2013 was a monumental year for gay rights activists. After five years of nasty deliberations and protests, the Supreme Court of the United States (SCOTUS) held California’s ban on gay marriage, Prop. 8, unconstitutional and the Defense of Marriage Act was struck down; the act was a federal law that allowed states to refuse to recognize same-sex marriages performed under the laws of other states. Shortly thereafter, similar bans in 26 states were overturned. Fourteen states still have those bans but they are under court challenge; same-sex marriage is now legal in 36 states.

In light of the rulings in 2013, gay rights activists have continued with their mission of achieving marriage equality. The SCOTUS agreed earlier this year that it would rule on the authority of the states to ban same-sex marriages and to refuse to recognize such marriages performed in another state, with the decisions expected to come out in June. While it might seem that the justices would rule in support of more freedom, SCOTUS can be somewhat of a wildcard. We don’t feel settled on it, but we do have high hopes that the decision would be obvious.

With all this progress for the LGBTQ community, it’s not a big surprise that some must find ways to fuel their disdain, or really hatred, toward this small segment of the population — according to a 2013 survey by the Centers for Disease Control and Prevention, less than 4 percent of the population identify as gay, lesbian or bisexual. In the last month, both Indiana and Arkansas passed “religious freedom” laws, whereby business owners can use religious freedom as a defense in lawsuits, should proprietors choose not to serve gays. Opponents of these bills say that while it is not outright discrimination, it does open up the path to it. We agree. Further, how many people have the money and time to take business owners to court for refusing service? This is not fair or right.

What is even more mind boggling are the stats — we are ensuring our rights to refuse service on the slim chance that particular business owners who disagree with homosexuality will have to do business with this minority? It’s ludicrous. Don’t people have better things to do with their time than to worry about a gay couple ordering a cake? Just bake the cake. Or better yet, post a sign saying “We will serve gays but we do not like or respect them.” That way everyone will know the owners’ religious beliefs since they want to project their own beliefs onto others by refusing to serve them.

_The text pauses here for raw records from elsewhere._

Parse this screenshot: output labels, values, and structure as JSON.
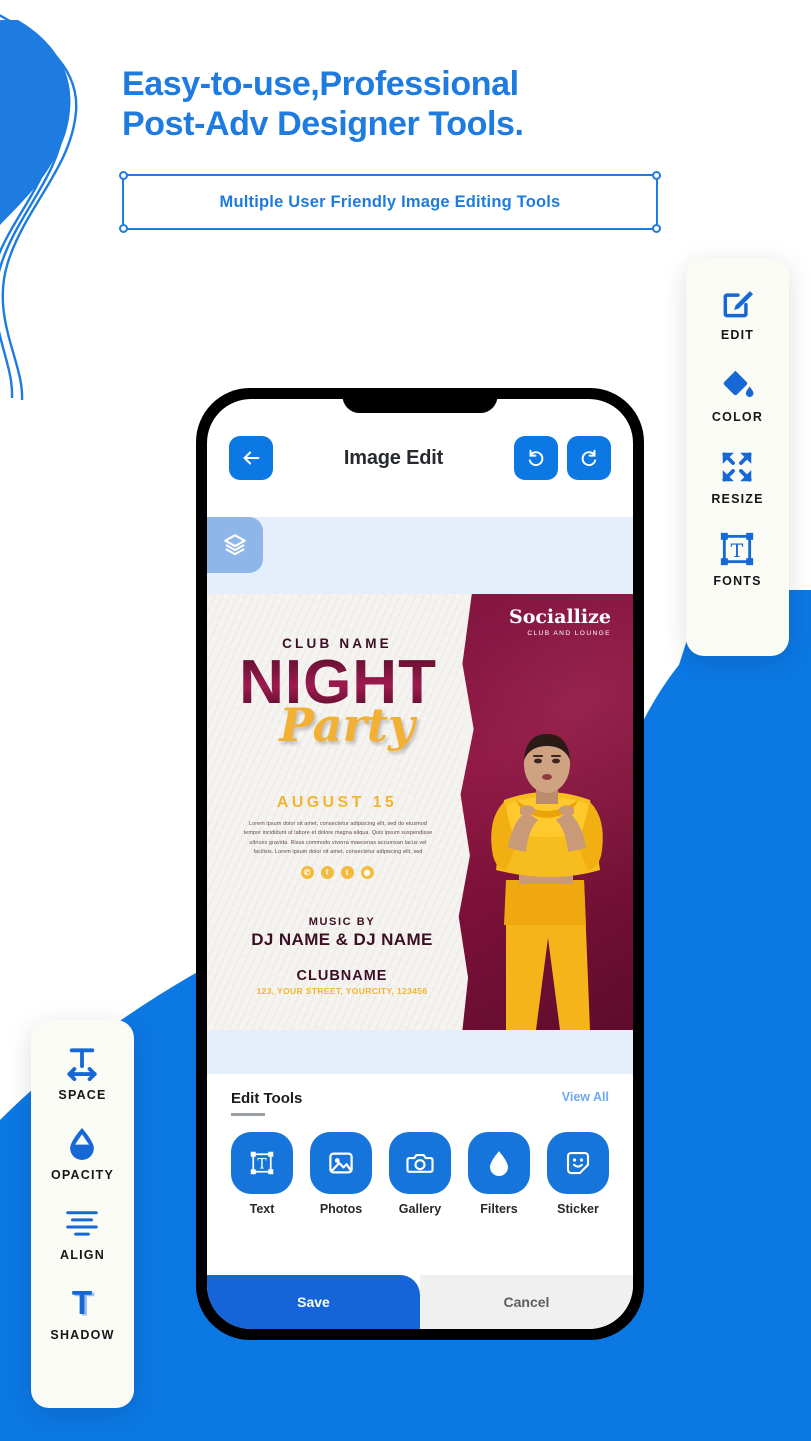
{
  "hero": {
    "headline_line1": "Easy-to-use,Professional",
    "headline_line2": "Post-Adv Designer Tools.",
    "tagline": "Multiple User Friendly Image Editing Tools",
    "accent_color": "#1E7BE0",
    "background_color": "#0C78E4"
  },
  "right_panel": {
    "items": [
      {
        "label": "EDIT",
        "icon": "edit-pencil-icon"
      },
      {
        "label": "COLOR",
        "icon": "paint-bucket-icon"
      },
      {
        "label": "RESIZE",
        "icon": "resize-arrows-icon"
      },
      {
        "label": "FONTS",
        "icon": "font-text-box-icon"
      }
    ]
  },
  "left_panel": {
    "items": [
      {
        "label": "SPACE",
        "icon": "text-spacing-icon"
      },
      {
        "label": "OPACITY",
        "icon": "opacity-droplet-icon"
      },
      {
        "label": "ALIGN",
        "icon": "align-lines-icon"
      },
      {
        "label": "SHADOW",
        "icon": "text-shadow-icon"
      }
    ]
  },
  "phone": {
    "header": {
      "title": "Image Edit",
      "back_icon": "back-arrow-icon",
      "undo_icon": "undo-icon",
      "redo_icon": "redo-icon"
    },
    "layers_icon": "layers-stack-icon",
    "poster": {
      "club_label": "CLUB NAME",
      "title_main": "NIGHT",
      "title_script": "Party",
      "date": "AUGUST 15",
      "body": "Lorem ipsum dolor sit amet, consectetur adipiscing elit, sed do eiusmod tempor incididunt ut labore et dolore magna aliqua. Quis ipsum suspendisse ultrices gravida. Risus commodo viverra maecenas accumsan lacus vel facilisis. Lorem ipsum dolor sit amet, consectetur adipiscing elit, sed",
      "social_icons": [
        "whatsapp-icon",
        "facebook-icon",
        "twitter-icon",
        "instagram-icon"
      ],
      "music_by": "MUSIC BY",
      "dj_names": "DJ NAME & DJ NAME",
      "venue": "CLUBNAME",
      "address": "123, YOUR STREET, YOURCITY, 123456",
      "brand_name": "Sociallize",
      "brand_sub": "CLUB AND LOUNGE",
      "accent_gold": "#F0B533",
      "accent_maroon": "#8E1340"
    },
    "edit_tools": {
      "section_title": "Edit Tools",
      "view_all": "View All",
      "items": [
        {
          "label": "Text",
          "icon": "text-box-icon"
        },
        {
          "label": "Photos",
          "icon": "image-icon"
        },
        {
          "label": "Gallery",
          "icon": "camera-icon"
        },
        {
          "label": "Filters",
          "icon": "droplet-icon"
        },
        {
          "label": "Sticker",
          "icon": "sticker-smiley-icon"
        }
      ]
    },
    "actions": {
      "save": "Save",
      "cancel": "Cancel"
    }
  }
}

On the brink of insanity, though, right here in California, an Orange County attorney wants to put the “Sodomite Suppression Act” on the ballot, calling for the death of anyone who engages in sodomy, specifically targeting same-sex sodomy. While this initiative is sickening, apparently, so as not to restrain voters’ ability to create laws themselves, it has a chance of actually making it to the ballot. We know this will never pass, but then again, we passed Prop. 8 and voted against legalizing marijuana, so it seems that the initiative process in California is a bit unpredictable. But this whole situation begs, or really screams for ballot initiative reform. With a handful of signatures and $200, anything can get moving toward the ballot. We understand that constitutional review by SCOTUS before making it to the ballot may be out of the question in regard to reform, but with all the time and money wasted on such endeavors, much less the blatant disregard to the right to life and liberty with this particular initiative, something has got to give. It is frustrating that we have even given this attorney any credence by mentioning the matter but given that we may see this on the ballot, it needs to be addressed.

In the end, what this all boils down to is the fact that people just can’t seem to mind their own business. There will always be those who hate and there will be just as many or more who will fend off that lunacy and will be the voice of such a small minority. Why can’t we just mind our own business when it comes to two consenting adults and their sex lives? What’s the obsession? It’s time to stop worrying about what people do in their bedrooms and just focus on being productive and healthy members of society. Religion is a choice. Sexuality is not. Let’s move on already.